I helped with a funeral reception at church on Saturday for a long-time member who died at the age of 101. Her life was quite amazing, and although I did not know her, her story made me wish I had. Single mother, one child, divorced in 1954, who worked as a bookkeeper until she was 76 years old. She sang in the choir, taught Sunday School, and was well known for sending cards and notes to people. Her daughter convinced her to move to Seattle when she was 80 so as to be close to family as there was none here in Fresno. Even though she left her beloved church, she continued to send letters, cards, notes, and financial support. It only made sense to have her memorial service at the church. She had pretty much written her own service and she wanted pie served at the reception.

Sunday I was in charge of the coffee fellowship at church. In nice weather we do this in the garden, outside the sanctuary doors. We set up a table and bring coffee, punch, and delectable tidbits for people to enjoy as they visit with one another after church. I really like the custom, and since I serve on the Deacon Board, I get requests to provide the service every few months. Sunday was the third time Terry and I have done this. I made caramel bars and also served salami/cheese/tomato bites. There was even some pie left over from the funeral reception so we had that, too. Every bit of the food was eaten. I especially liked that.

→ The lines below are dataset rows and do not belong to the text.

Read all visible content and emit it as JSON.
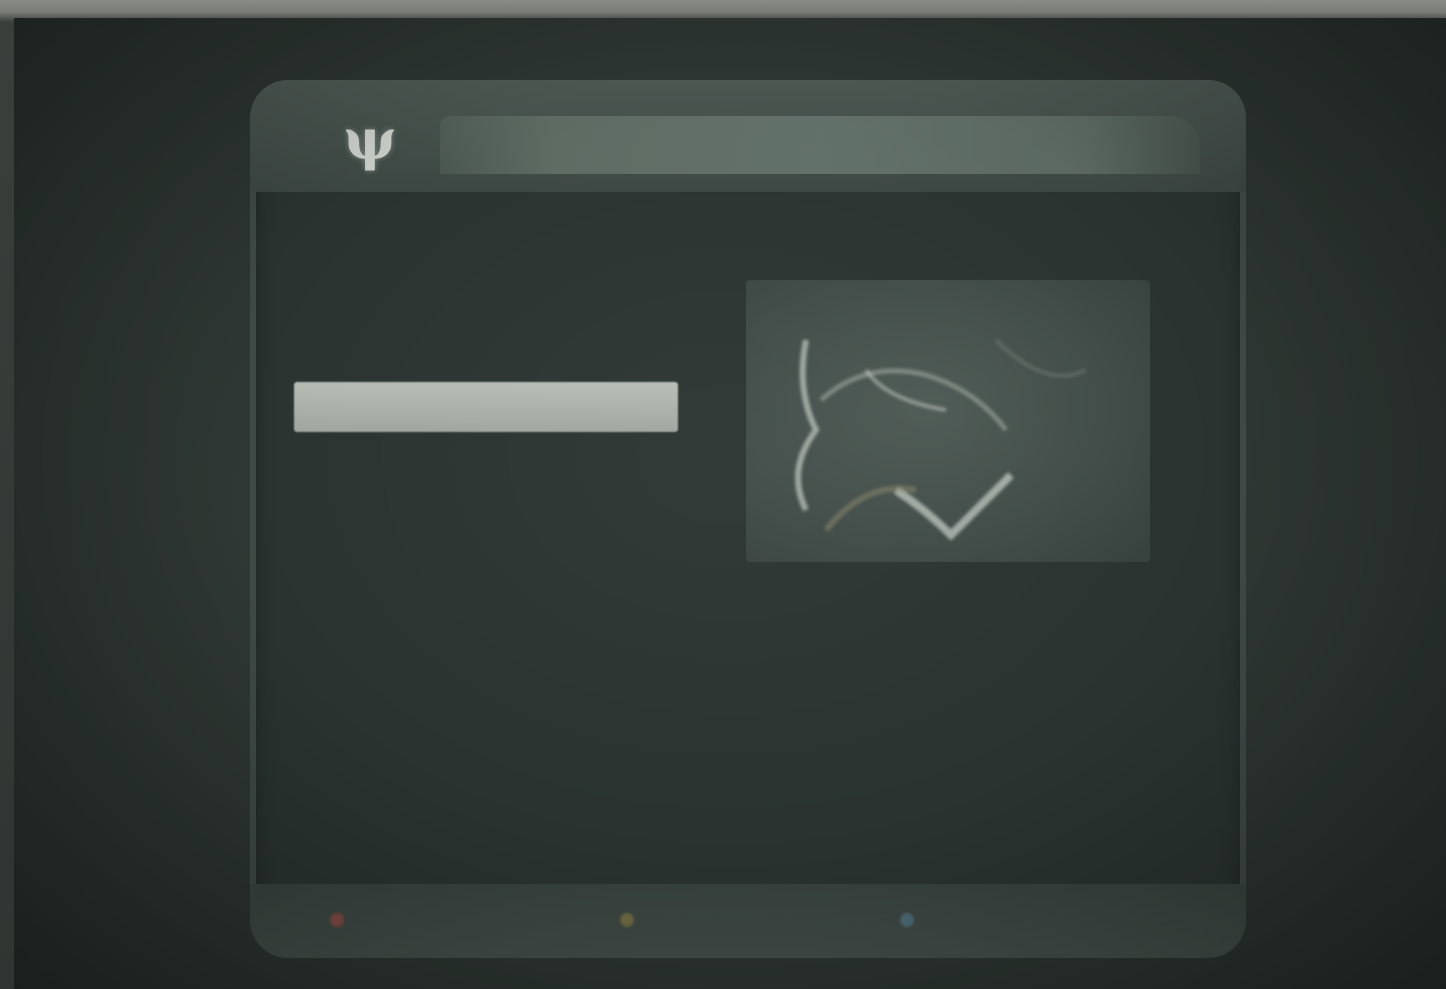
{
  "header": {
    "logo_glyph": "ψ",
    "title": ""
  },
  "menu": {
    "items": [
      {
        "label": "",
        "selected": false
      },
      {
        "label": "",
        "selected": false
      },
      {
        "label": "",
        "selected": true
      },
      {
        "label": "",
        "selected": false
      },
      {
        "label": "",
        "selected": false
      },
      {
        "label": "",
        "selected": false
      },
      {
        "label": "",
        "selected": false
      },
      {
        "label": "",
        "selected": false
      },
      {
        "label": "",
        "selected": false
      }
    ]
  },
  "preview": {
    "text": ""
  },
  "footer": {
    "items": [
      {
        "label": "",
        "key_color": "#7f4a44"
      },
      {
        "label": "",
        "key_color": "#6f6a44"
      },
      {
        "label": "",
        "key_color": "#4c6a74"
      }
    ]
  },
  "colors": {
    "screen_bg": "#2e3633",
    "panel_bg": "#2a3330",
    "highlight": "#b7bcb5",
    "text_dim": "#6f7a74"
  }
}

The next day was a Ladies Who Lunch outing. In July there were 8 of us, but on Monday only 5 of us were able to make it. We dined at an old establishment (over 100 years in downtown Fresno) that has moved to a new building. The old location is being torn down for high speed rail, and since the restaurant and bar are of such historical significance, the city offered the owner a special location–in the convention center parking lot–to build a new restaurant. It is a beautiful building and even contains the bar from the old location. The food is a bit more expensive but still as tasty as ever. My New York pastrami sandwich was so large that I brought half of it home for Terry to have for dinner. A friend and I are going back in a couple of weeks in honor of my birth month.

On Tuesday I picked up donuts at one of best purveyors of such decadence. The business is owned by the family of my former students. An immigrant family that has assimilated and become highly successful. The oldest daughter was the secretary for the Class of 2000 for which I was the advisor. She was such a hard worker. I always check up on her when I pick up donuts and yesterday was no different. She has a 5-month old daughter now, the first grandchild for the family. Of course I had to look at photos and videos of this darling child. The grandmother is over the moon.

I delivered the donuts to the office staff at Columbia and picked up a school calendar while chatting with a few of the staff about their summer. The teachers and principal, though, were all off-site for training. School starts here next Monday and back-to-school night will be on Thursday. I will show up, smile and mingle, but my real work won’t begin until after Labor Day. By then the teachers will have a routine set up for the children and they will know the rules and expectations. I can fit smoothly into their schedule.

I am grateful that I don’t have to return to a full time job at school with demanding responsibilities. I enjoy setting my own pace.  I love being able to go to lunch with friends. I’m thankful to be available to help with church activities. And into all that I can fit the two days a week for school chaplain duties.